The invention can take the form of an entirely hardware embodiment, an entirely software embodiment or an embodiment containing both hardware and software elements. In a preferred embodiment, the invention is implemented in software, which includes but is not limited to firmware, resident software, microcode, etc.

Furthermore, the invention can take the form of a computer program product accessible from a computer-usable or computer-readable medium providing program code for use by or in connection with a computer or any instruction execution system. For the purposes of this description, a computer-usable or computer readable medium can be any apparatus that can contain, store, communicate, propagate, or transport the program for use by or in connection with the instruction execution system, apparatus, or device.

The medium can be an electronic, magnetic, optical, electromagnetic, infrared, or semiconductor system (or apparatus or device) or a propagation medium. Examples of a computer-readable medium include a semiconductor or solid state memory, magnetic tape, a removable computer diskette, a random access memory (RAM), a read-only memory (ROM), a rigid magnetic disk and an optical disk. Current examples of optical disks include compact disk-read only memory (CD-ROM), compact disk-read/write (CD-R/W) and DVD.

A data processing system suitable for storing and/or executing program code will include at least one processor coupled directly or indirectly to memory elements through a system bus. The memory elements can include local memory employed during actual execution of the program code, bulk storage, and cache memories which provide temporary storage of at least some program code in order to reduce the number of times code must be retrieved from bulk storage during execution.

Input/output or I/O devices (including but not limited to keyboards, displays, pointing devices, etc.) can be coupled to the system either directly or through intervening I/O controllers.

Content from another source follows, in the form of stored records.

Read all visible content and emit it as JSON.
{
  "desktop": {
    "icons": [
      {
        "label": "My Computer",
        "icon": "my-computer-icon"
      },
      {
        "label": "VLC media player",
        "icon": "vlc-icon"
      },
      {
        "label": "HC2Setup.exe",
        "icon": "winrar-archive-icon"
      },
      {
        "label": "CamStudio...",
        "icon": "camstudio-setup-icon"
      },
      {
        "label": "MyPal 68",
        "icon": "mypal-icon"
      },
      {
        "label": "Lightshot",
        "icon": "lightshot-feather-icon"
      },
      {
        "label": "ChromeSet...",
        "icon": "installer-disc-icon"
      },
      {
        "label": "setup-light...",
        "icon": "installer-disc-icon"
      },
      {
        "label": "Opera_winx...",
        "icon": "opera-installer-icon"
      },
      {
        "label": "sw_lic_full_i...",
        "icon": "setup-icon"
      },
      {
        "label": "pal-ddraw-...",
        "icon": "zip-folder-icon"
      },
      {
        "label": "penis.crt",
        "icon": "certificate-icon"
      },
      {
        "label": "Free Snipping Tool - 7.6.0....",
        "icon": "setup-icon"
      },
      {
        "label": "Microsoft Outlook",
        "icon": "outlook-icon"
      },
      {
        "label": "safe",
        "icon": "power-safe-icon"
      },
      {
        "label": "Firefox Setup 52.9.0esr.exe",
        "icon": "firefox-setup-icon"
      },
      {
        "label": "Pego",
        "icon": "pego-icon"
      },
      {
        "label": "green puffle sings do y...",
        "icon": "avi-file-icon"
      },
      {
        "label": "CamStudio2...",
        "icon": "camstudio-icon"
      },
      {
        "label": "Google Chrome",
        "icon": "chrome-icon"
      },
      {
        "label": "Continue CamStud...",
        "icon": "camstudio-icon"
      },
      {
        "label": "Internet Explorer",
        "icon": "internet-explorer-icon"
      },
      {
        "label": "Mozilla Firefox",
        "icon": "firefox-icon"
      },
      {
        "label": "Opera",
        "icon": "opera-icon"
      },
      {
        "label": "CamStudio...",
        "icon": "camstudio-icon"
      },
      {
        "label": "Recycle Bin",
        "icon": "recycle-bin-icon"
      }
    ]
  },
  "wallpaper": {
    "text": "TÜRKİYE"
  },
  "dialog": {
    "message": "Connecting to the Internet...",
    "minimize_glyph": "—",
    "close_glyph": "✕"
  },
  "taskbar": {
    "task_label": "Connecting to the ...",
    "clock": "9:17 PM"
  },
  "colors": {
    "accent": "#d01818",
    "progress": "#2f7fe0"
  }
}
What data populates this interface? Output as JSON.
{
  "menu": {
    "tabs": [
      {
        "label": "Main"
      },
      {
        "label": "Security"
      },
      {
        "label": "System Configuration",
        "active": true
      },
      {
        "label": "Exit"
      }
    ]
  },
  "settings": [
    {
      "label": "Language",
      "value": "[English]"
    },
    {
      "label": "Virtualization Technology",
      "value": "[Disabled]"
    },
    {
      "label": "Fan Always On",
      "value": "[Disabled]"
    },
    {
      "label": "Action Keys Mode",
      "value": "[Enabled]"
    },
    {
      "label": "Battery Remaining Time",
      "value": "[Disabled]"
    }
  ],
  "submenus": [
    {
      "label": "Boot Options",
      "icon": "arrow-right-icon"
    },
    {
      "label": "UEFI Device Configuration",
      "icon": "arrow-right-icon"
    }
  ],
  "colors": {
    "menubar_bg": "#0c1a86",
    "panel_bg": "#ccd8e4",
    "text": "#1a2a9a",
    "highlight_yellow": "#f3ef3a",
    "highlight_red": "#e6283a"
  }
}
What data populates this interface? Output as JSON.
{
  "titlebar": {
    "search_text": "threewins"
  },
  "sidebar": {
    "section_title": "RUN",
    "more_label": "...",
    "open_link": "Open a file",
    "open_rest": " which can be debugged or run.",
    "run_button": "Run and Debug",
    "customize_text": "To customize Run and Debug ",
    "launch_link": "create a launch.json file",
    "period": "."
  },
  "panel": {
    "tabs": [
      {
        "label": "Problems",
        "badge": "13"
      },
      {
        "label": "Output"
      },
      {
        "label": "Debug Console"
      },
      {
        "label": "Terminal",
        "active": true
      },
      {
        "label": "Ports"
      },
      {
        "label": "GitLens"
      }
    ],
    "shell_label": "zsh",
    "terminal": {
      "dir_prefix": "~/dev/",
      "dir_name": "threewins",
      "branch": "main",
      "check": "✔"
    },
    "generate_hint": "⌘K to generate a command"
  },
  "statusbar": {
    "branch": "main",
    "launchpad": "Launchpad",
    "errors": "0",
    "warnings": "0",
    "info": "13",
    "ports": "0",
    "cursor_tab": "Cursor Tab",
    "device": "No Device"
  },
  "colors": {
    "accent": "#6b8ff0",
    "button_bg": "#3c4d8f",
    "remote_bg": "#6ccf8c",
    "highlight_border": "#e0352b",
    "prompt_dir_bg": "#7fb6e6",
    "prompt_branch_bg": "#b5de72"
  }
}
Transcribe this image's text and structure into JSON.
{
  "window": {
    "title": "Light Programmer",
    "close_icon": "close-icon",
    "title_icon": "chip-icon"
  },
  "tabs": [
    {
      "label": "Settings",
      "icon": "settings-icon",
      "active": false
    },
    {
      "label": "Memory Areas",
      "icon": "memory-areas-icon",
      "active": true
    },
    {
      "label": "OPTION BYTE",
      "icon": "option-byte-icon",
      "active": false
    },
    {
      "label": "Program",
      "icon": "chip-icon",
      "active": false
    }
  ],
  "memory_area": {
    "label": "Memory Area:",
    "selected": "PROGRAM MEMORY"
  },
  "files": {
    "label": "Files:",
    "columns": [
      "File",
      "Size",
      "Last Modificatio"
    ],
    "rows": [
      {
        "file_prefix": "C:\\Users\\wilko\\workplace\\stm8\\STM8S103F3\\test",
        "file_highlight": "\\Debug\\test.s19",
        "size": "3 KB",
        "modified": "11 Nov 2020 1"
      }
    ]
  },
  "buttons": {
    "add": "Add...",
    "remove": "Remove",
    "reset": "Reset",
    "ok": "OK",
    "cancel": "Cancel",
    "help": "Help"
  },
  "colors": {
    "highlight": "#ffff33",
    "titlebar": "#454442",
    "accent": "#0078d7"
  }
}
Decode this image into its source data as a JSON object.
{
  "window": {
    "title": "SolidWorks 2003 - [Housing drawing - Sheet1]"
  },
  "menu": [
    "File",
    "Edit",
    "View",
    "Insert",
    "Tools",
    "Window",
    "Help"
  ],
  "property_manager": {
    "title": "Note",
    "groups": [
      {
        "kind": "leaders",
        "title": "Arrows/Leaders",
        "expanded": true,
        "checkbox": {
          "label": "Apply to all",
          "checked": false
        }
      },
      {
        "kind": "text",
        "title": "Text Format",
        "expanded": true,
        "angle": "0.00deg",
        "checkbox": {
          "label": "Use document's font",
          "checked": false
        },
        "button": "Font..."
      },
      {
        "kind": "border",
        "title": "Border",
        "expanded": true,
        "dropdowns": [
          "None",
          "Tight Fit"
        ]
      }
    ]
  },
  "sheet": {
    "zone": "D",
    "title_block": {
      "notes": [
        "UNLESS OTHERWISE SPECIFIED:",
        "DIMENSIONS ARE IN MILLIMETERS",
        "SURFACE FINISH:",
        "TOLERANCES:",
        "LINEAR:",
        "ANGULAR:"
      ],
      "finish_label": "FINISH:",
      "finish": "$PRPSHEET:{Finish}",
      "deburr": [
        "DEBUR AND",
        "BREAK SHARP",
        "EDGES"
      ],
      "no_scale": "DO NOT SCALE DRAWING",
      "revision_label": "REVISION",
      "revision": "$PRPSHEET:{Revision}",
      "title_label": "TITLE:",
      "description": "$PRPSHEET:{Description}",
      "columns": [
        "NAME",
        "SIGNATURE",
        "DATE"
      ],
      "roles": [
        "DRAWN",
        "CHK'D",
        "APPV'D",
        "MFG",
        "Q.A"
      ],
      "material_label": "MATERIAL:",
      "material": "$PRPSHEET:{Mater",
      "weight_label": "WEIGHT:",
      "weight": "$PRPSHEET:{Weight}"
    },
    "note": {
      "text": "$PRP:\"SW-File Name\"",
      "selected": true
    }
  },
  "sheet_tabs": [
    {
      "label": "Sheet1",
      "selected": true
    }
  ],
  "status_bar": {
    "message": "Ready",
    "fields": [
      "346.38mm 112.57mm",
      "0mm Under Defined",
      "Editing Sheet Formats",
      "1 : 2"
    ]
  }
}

Network adapters may also be coupled to the system to enable the data processing system to become coupled to other data processing systems or remote printers or storage devices through intervening private or public networks. Modems, cable modem and Ethernet cards are just a few of the currently available types of network adapters.

While various embodiments have been described above, it should be understood that they have been presented by way of example only, and not limitation. Thus, the breadth and scope of a preferred embodiment should not be limited by any of the above-described exemplary embodiments, but should be defined only in accordance with the following claims and their equivalents.